Person of day   -  9 DECEMBER 2023



Mark Dvoretsky was born in Moscow. He graduated from the famous mathematical School 444. After studying at Moscow State University as an economist-mathematician, he chose the career of a professional chess player. He achieved his greatest success in the first half of the 1970s: in 1973, he became the champion of Moscow and in 1974 he split 5th-7th places in the USSR championship. His victories abroad came at this time too, at tournaments in Polanica-Zdrój and Wijk aan Zee.

It seemed that the title of grandmaster was not far away, but Mark suddenly changed his profession and became a trainer. Soon, his achievements in this sphere surpassed his achievements as a trainer, and he became one of the most respected and professional trainers in the world.

Across the years, Mark Dvoretsky worked with Nana Alexandria, Artur Jussupow, Sergey Dolmatov, Alexey Dreev, Vladim Zvjaginsev, Viorel Bologan, Ernesto Inarkiev, Vladimir Potkin, Alexander Motylev, Ivan Popov and other chess players. His students won the World Junior Championships, became national champions and European and battled for the highest of chess titles. For his many years of work, he was awarded the titles of “Recognised Trainer of the USSR”, “Recognised Trainer of RSFSR”, “Recognised Trainer of GSSR” and “Recognised Trainer of FIDE”. Mark Dvoretsky worked not only with individual players, but with national teams- Russian and foreign.   

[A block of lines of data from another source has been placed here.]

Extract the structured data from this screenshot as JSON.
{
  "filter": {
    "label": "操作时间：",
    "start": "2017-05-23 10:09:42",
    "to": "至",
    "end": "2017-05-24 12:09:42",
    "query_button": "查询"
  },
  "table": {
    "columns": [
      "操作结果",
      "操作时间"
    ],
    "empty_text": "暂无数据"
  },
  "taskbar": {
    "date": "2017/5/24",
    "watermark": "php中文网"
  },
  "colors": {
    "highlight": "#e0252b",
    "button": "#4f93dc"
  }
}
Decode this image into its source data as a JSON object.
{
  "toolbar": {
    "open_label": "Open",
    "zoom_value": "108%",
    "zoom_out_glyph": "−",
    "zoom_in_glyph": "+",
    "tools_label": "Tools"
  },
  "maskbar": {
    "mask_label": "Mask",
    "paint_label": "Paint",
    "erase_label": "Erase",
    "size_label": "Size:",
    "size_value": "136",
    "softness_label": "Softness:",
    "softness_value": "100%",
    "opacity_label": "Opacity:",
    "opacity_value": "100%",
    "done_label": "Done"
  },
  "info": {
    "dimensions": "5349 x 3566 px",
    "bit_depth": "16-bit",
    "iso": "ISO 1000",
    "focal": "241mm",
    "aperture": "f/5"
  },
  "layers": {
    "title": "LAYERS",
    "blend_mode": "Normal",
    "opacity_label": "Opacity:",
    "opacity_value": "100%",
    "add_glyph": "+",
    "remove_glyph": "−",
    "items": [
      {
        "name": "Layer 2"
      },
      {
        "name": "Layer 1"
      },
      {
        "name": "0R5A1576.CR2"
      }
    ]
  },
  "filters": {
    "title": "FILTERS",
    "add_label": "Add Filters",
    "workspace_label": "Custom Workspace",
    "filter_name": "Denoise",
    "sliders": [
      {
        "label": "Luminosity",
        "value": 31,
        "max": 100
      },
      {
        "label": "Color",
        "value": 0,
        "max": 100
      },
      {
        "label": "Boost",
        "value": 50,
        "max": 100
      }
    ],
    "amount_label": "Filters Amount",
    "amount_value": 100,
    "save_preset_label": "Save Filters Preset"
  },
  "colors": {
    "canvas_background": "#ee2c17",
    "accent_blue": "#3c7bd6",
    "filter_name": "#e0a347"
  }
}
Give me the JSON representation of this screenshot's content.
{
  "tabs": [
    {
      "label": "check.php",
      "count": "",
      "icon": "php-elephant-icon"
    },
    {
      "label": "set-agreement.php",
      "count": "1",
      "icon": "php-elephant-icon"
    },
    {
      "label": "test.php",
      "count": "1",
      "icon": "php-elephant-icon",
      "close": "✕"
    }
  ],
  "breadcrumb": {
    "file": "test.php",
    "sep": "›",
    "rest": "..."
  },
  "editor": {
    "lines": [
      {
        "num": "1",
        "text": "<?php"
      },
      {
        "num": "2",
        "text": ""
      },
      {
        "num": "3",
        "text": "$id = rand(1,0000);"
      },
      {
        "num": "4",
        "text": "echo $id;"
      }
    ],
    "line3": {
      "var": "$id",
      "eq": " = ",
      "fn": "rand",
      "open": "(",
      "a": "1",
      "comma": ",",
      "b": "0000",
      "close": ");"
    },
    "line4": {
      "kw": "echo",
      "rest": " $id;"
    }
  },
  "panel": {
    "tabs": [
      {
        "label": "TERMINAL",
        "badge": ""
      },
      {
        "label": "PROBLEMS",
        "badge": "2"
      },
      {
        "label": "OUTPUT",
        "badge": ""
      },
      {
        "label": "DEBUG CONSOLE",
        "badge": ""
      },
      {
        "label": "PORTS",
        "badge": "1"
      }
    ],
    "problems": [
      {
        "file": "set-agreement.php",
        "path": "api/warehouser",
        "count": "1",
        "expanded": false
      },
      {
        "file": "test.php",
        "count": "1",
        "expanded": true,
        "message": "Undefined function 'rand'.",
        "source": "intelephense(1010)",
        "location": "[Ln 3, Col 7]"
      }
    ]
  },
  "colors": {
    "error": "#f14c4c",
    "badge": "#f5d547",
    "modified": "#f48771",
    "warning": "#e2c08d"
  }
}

Mark Dvoretsky is the author of several books about chess theory and practice. Among them is the famous series of “School of Future Champions” and “Mark Dvoretsky’s Endgame Manual”, “Tragicomedy in the Endgame”, the two-volume “For Friends and Colleagues”, “Maneuvering: The Art of Piece Play”, “Secrets of Chess Training” and others. These books are well-known to professionals and amateurs and they are popular across the whole world. Among the stated theories of Dvoretsky which have taken root in the chess world are the so-called “Sofia Rules”, which were first suggested in one of his articles.

Mark Izrailovich Dvoretsky died on 26th September 2016 in Moscow

 “For me he was not only a trainer and second, but the most important Teacher in my chess life. To him I owe all my greatest successes…naturally, I am not very objective, but in my opinion, he is the best trainer in the world and he remains an example for me as a trainer. In the autumn of 1975, I began to train with Mark Izrailevich. Almost every week, I came to his little apartment in Lefortovo, where we worked for hours. Every training session was a valuable experience for me, and the rigorous sessions soon led to a rise in my chess ability. However, I did not just learn chess from Mark Izrailovich, but also adopted many human and cultural values, thus expanding my horizons.” (A. Jussupow)

 “When we met, I was just nine years old and I began to regularly attend sessions in Botvinnik’s school, where Dvoretsky worked as assistant to the ex-world champion. He was a brilliant Methodist: both the lessons at school and extremely thoughtful homework assignments have a lot to the players. We owed out basic knowledge of the endgame and increased playing technique to him. I remember, I once felt very proud about one of my victories with an effective checkmate, but was justly lambasted by Botvinnik and Dvoretsky for my “monstrous play” in the debut and earlier middlegame…the world of chess is changing before our eyes as the Guardians of knowledge and comprehension of the game leave us- Razuvaev, now Dvoretsky…these people are, alas, irreplaceable.” (G.Kasparov)